This study seeks to solve the following puzzle: In 1947, the Pakistan military was poorly trained and poorly armed. It also inherited highly vulnerable territory vis-a-vis the much bigger India, aggravated because of serious disputes with Afghanistan. Over the years, the military, or rather the Pakistan Army, continued to grow in power and influence, and progressively became the most powerful institution. Moreover, it became an institution with de facto veto powers at its disposal to overrule other actors within society including elected governments. Simultaneously, it began to acquire foreign patrons and donors willing to arm it as part of the Cold War competition (the United States), regional balance-of-power concerns (China), and ideological contestants for leadership over the Muslim world (Saudi Arabia, to contain Iranian influence). A perennial concern with defining the Islamic identity of Pakistan, exacerbated by the Afghan jihad, resulted in the convergence of internal and external factors to produce the fortress of Islam self-description that became current in the early twenty-first century. Over time, Pakistan succumbed to extremism and terrorism within, and was accused of being involved in similar activities within the South Asian region and beyond. Such developments have been ruinous to Pakistans economic and democratic development. This study explains how and why it happened.
List of Illustrations Preface Acknowledgements 1. The Fortress of Islam: A Metaphor for a Garrison State 2. British, American, and Soviet Attitudes Towards the Pakistan Scheme 3. The Colonial Roots of the Pakistan Army 4. The First Kashmir War, 1947-1948 5. Wooing the Americans, and Civil-Military Relations 6. The First Military Takeover 7. The 1965 War 8. Alienation between East and West Pakistan 9. Civil War and Pakistan-India War of 1971 10. The Rise and Fall of Zulfikar Ali Bhutto 11. General Zia Braces the Fortress of Islam 12. The Afghan Jihad 13. Civilian Governments and the Establishment 14. Vicissitudes of the Musharraf Regime 15. Transition to Democracy and Proliferation in Terrorism 16. The United States Prepares for Exit 17. The Gory End of Osama bin Laden 18. Analysis and Conclusion Bibliography Index

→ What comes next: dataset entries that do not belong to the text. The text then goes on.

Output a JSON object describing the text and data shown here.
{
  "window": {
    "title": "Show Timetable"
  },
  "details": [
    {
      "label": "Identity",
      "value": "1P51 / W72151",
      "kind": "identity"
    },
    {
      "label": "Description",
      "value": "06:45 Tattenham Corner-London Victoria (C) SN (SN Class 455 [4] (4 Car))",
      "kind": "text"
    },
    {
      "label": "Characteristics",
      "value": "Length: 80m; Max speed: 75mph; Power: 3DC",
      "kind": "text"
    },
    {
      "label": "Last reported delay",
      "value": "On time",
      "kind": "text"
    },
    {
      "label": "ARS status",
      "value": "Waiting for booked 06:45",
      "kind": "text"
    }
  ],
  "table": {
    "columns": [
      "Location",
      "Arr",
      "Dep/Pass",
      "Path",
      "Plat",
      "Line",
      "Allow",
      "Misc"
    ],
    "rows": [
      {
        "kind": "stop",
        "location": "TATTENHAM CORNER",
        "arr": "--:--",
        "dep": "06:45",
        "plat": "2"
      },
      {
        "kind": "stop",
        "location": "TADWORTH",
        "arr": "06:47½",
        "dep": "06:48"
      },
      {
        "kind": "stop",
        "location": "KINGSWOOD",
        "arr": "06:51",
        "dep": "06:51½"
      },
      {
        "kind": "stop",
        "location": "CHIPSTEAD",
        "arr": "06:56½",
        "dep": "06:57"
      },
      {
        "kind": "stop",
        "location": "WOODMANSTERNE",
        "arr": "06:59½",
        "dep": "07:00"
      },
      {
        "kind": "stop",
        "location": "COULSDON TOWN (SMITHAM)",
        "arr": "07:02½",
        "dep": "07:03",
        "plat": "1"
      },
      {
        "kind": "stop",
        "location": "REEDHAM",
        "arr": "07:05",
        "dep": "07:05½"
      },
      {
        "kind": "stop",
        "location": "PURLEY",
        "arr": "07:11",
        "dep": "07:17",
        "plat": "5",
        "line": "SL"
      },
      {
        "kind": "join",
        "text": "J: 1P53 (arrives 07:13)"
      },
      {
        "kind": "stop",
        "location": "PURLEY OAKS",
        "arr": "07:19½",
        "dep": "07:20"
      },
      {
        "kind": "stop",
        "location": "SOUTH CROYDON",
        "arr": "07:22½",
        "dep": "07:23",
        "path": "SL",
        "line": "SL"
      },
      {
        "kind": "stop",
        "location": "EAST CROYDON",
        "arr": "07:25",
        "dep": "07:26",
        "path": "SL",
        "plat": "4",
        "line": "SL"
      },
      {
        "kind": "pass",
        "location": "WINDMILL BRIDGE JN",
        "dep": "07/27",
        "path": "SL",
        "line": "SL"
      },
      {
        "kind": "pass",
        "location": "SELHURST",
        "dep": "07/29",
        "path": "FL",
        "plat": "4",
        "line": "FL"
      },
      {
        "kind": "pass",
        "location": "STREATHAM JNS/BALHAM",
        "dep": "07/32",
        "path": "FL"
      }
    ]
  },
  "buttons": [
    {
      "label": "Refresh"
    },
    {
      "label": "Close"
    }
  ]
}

Ishtiaq Ahmed was born in Lahore on 24 February 1947. He received a PhD in Political Science from Stockholm University in 1986. He taught at Stockholm University from 1987 to 2007, and was then invited as Senior Research Fellow and Visiting Research Professor by the Institute of South Asian Studies, National University of Singapore, during 2007-2010. He is now Professor Emeritus of Political Science, Stockholm University and Honorary Senior Fellow, Institute of South Asian Studies, National University of Singapore. He has published extensively on Pakistani and South Asian politics. His research interests cover fields as diverse as political Islam, ethnicity and nationalism, human and minority rights, and indeed, partition studies.